“We find we’re having to motivate the Crown to implement the new policies,” the officer said. Robinson echoed that criticism, calling for greater education of prosecutors on hate crime violence.
And, adds Janoff, “The real horror lies in the legal practices that tend to downplay or excuse this violence.”
Moreover, Janoff says, quoting the work of Rachel Giese, federal hate crime legislation doesn’t address root causes of homophobic violence.
Succinctly put, Giese says, “Joining the hate crimes bandwagon has allowed the government to pretend that it’s doing a lot more for minority rights than it actually is.”
The law, Janoff concludes, is silent on gay and lesbian existences.
That silence has a consequence, he writes. He quotes researcher Bruce Ryder from the Queen’s Law Journal: “This silencing normalizes heterosexuality and discourages queers from expecting recognition and support.”
Adds Janoff: “Hate crime legislation needs to be revised and acted upon.”
But if the courts won’t address queer violence issues, queers are not powerless, Janoff insists.
He suggests private prosecutions or seeking punitive damages against perpetrators. Police and prosecutors should be pursued in class action suits for refusing to gather and present hate crime evidence. Further, he suggests, police and prosecutors who gather and present evidence of hate crimes against other minorities but not queers should be pursued under Charter challenges.
Canada’s mainstream media, too, come under Janoff’s scrutiny.
He says the media play “a generally uncritical role” and can, in fact, contribute to the spread of homophobia.
Further, he quotes a letter from an activist: “The (mainstream) media most often projected the assumption that the homosexual in any story involving violence had provoked the assault.”
And where do gay organizations fit into this tragic picture?
Janoff suggests a national queer watchdog organization “that would monitor homophobic violence, publicize cases of police incompetence and offer legal, financial and emotional support for victims battling not just bashers but also an indifferent criminal justice system.
“An activist-oriented ‘safety net’ is needed to monitor cases when the justice system fails to protect queer-bashing victims.”
Egale is ideally situated to assume that task, writes Janoff.
But, Janoff notes, the community remains divided by the law and by its own internal split between those seeking assimilation and those seeking to explore the edges of queer culture.
He notes Kinsman’s research documenting how mainstream officialdom works at “responsibilizing” queers involved in family relations work such as marriage and adoption, and “irresponsiblizing” those who are not.
“For queers who do not fit into ‘familial’ or ‘spousal’ categories, there is continued policing and oppressive regulation in areas regarding sexuality and social life outside familial contexts,” Janoff explains.

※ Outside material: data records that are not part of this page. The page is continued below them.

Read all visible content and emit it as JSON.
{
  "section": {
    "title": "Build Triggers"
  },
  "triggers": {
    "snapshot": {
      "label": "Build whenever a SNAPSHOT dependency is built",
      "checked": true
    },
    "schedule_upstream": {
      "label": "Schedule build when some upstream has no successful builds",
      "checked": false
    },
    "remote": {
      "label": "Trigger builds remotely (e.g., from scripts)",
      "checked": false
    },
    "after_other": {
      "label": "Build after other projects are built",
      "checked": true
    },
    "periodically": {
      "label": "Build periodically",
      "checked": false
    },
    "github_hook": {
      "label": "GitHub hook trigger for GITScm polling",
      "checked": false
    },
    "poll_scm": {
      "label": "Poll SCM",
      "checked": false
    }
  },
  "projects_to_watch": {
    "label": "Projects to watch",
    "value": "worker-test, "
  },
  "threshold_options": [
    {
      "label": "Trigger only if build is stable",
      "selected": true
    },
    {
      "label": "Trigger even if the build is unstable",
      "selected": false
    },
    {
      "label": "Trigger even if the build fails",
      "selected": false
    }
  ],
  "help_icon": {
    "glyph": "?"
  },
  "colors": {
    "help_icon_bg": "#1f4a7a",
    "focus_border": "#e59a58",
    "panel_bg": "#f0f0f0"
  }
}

Falling into the latter category, he says, are queers who engage in public and promiscuous sex or who fail to conform to mainstream community norms in public settings.
Poignantly, Janoff closes with a case of two New York gay men who were bashed by 15 thugs just metres from the door of Toronto’s Royal York Hotel.
When told of the bashing, the director of New York City’s Anti-Violence Project asked: “If we can’t go to Canada and feel safe, where can we go?”
“Where indeed?” asks Janoff.